Every year on August 14, Falklands Day is observed to honor the 1592 date of the Falkland Islands’ first sighting. The islands were originally seen by John Davis during his expedition, and since since, the occasion has been observed as a kind of heritage day for the locals. Although the Falkland Islands are located off the coast of South America, British rule over them has existed for a while. Even in the 20th century, its history was turbulent. In 2002, Peat Cutting Day took the role of Falklands Day on the calendar. On the first Monday in October, this occurs.
History Of Falklands Day
Falklands Day was once observed as the Falklands’ national day, however, it was revoked as a holiday in 2002. It has since been replaced with Liberation Day since it felt more important to commemorate the Falklands War’s conclusion than the day the island was originally discovered in the 1500s. Falklands Day used to be widely observed and regarded as a legal holiday, just like many other national holidays. Families and friends took advantage of the holiday by spending time together, towns celebrated with modest gatherings, and some people even spent the day visiting nearby landmarks and attractions to honor the past.
Falklands Day has been replaced by Liberation Day. As the new national day commemorates the conclusion of the conflict that occurred on the islands, these celebrations have not changed significantly but have instead grown more solemn. The Falklands War, which lasted 10 weeks in 1982, was an unreported conflict. It set Argentina and the United Kingdom against one another over a territorial dispute involving the islands.

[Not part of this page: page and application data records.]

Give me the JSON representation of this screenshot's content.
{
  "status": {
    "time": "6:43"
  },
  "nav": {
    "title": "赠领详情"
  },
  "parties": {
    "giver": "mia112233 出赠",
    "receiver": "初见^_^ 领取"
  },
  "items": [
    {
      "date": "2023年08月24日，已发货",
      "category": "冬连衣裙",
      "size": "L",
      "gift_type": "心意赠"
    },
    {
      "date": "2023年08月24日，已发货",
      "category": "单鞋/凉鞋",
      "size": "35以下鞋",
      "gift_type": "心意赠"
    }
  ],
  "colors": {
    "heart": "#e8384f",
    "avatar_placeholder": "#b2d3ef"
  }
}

Argentina invaded to start hostilities, which prompted Britain to send its own military force to defend the largely British colony that had been established on the territory. When the conflict was finally over, Britain kept control of the island.

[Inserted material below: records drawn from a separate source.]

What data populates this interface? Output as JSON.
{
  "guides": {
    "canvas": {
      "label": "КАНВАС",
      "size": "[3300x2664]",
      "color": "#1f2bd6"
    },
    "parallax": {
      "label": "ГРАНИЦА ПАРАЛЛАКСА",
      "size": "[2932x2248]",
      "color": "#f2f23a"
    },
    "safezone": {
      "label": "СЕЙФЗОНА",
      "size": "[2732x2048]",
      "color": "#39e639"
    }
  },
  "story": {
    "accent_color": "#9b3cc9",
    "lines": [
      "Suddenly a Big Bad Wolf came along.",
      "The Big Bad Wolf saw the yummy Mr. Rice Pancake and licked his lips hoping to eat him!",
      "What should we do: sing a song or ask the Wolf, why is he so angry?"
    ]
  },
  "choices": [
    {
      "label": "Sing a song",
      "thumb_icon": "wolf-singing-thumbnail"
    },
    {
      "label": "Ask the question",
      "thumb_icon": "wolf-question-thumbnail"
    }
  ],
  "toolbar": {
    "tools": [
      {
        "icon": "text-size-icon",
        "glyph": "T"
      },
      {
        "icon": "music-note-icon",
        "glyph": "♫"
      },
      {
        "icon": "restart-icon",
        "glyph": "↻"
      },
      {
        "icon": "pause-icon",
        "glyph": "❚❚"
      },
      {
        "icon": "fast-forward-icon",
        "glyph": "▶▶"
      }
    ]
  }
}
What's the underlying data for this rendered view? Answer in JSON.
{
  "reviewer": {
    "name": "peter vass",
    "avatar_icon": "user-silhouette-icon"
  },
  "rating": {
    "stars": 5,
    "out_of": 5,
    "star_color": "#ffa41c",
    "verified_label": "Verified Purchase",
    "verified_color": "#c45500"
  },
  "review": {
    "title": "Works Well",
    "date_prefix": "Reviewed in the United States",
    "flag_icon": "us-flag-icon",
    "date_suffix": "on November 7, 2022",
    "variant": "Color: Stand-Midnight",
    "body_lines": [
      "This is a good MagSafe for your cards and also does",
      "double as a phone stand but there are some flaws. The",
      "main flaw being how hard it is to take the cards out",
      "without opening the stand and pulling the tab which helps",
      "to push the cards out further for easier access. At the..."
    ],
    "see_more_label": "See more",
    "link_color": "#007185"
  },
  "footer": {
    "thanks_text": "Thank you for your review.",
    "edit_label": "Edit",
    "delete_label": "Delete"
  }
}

Since then, the two governments have continued to disagree on the issue of the sovereignty of Falkland Island. The Falkland Islands are currently mentioned in the constitutions of both Argentina and Britain. They function as an autonomous British Overseas Territory. The inhabitants of the islands have also shown a strong desire for them to continue to be British territories.
Why We Love Falklands Day

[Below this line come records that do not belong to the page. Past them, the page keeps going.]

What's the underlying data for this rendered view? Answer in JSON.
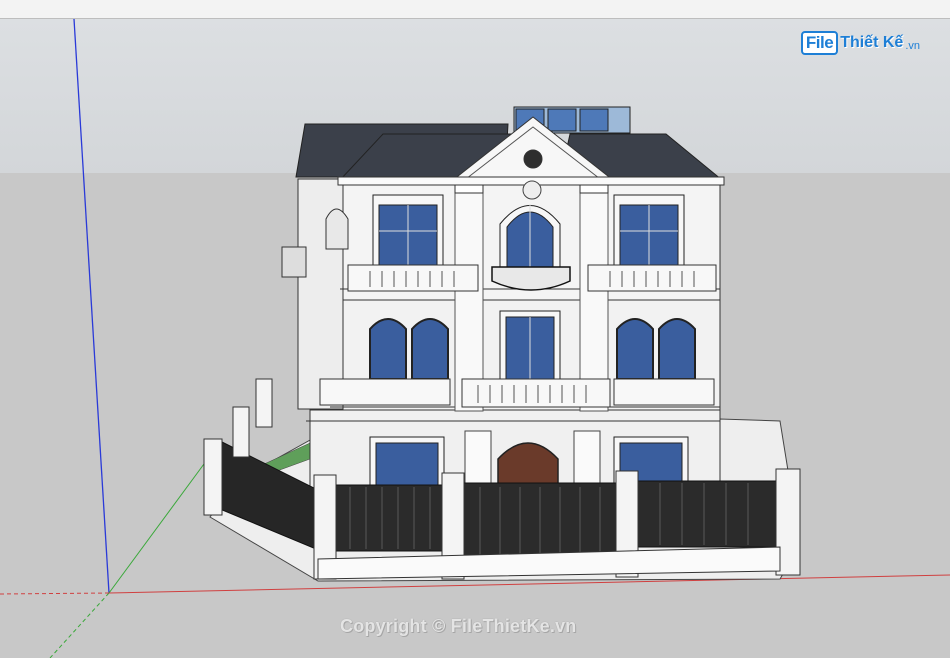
{
  "logo": {
    "file": "File",
    "brand": "Thiết Kế",
    "tld": ".vn"
  },
  "watermark": {
    "text": "Copyright © FileThietKe.vn"
  },
  "colors": {
    "axis_blue": "#2a3ad8",
    "axis_red": "#d04040",
    "axis_green": "#3aa83a",
    "roof": "#3b404a",
    "glass": "#3a5e9e",
    "fence": "#262626"
  }
}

1. It Pays Tribute
The existence of a day set aside to honor the history and labor that went into founding the Falkland Islands is crucial in our opinion. On this day, honor someone in your own manner.
2. A Well-Kept Secret
As much as we’d like to keep this lovely location to ourselves, we also want you to enjoy it. The Falkland Islands often feel like a secret to the rest of the world. Falkland Day is a day that raises awareness of the islands.
3. An Excuse To Visit
A further justification for visiting the lovely islands is the holiday and other special occasions. Why not plan a trip and observe this occasion in the community?
5 Facts About The Falkland That Will Surprise You
1. A Home Away From Home
The Falkland Islands, which are governed by Britain, are located 8,050 miles from Britain but only 300 miles from the coast of Patagonia.
2. Stanley Is The Place To Be
The major city of the island, Stanley, is home to about half of its inhabitants.
3. Abundant Wildlife
Millions of penguins and other regional birds call the islands home.
4. Sheep Farmers
The remainder of the population is mostly found outside of Stanley in the small, remote communities that raise sheep for the island’s primary export, sheep’s wool.
5. A Delicate Balance
Although there is little unemployment in the Falklands, there is a housing shortage that deters immigration.
Falklands Day Activities
1. Pay Respect
Monuments honoring the soldiers and citizens who lost their lives during the brief battle there may be found throughout the islands. Whether you are a resident or a visitor, remembering the deceased is a fitting approach to observing Falklands Day.
2. Go To The Museum
Visits to museums are the best method to commemorate history. The Historic Dockyard Museum is the best location for learning about the history of the island.
3. Enjoy The Sights
Make use of the day to explore nearby sights like the numerous shipwrecks off the island’s shore, breathtaking hikes across the countryside, or historic sites.
Falklands Day FAQS
What Is The Religion In The Falkland Islands?
The majority of islands either identify as Christians or as atheists.
Why Is The Island Called Falkland?
John Strong, an English captain, gave the strait the name Falkland in honor of his patron, Viscount of Falkland.
Where Are The Falkland Islands?
Off the coast of Patagonian, the islands are located in the South Atlantic Ocean.
Is Falkland Day A Day Off?
Even if you live on the island, Falkland Day is no longer recognized as a legal holiday, thus you cannot take the day off of work.
Falklands Day Dates
The history of the Falklands is not new. Many wars have been fought on this land and its people. However, despite being a disputed territory, the islands continue to stand strong today as an independent nation with their own distinct culture. So, when you plan your trip down south in don’t forget to visit these islands that have seen so much turmoil.
But before you head off on your adventure, make sure that you check out our blog for detailed information about what to expect from the day ahead.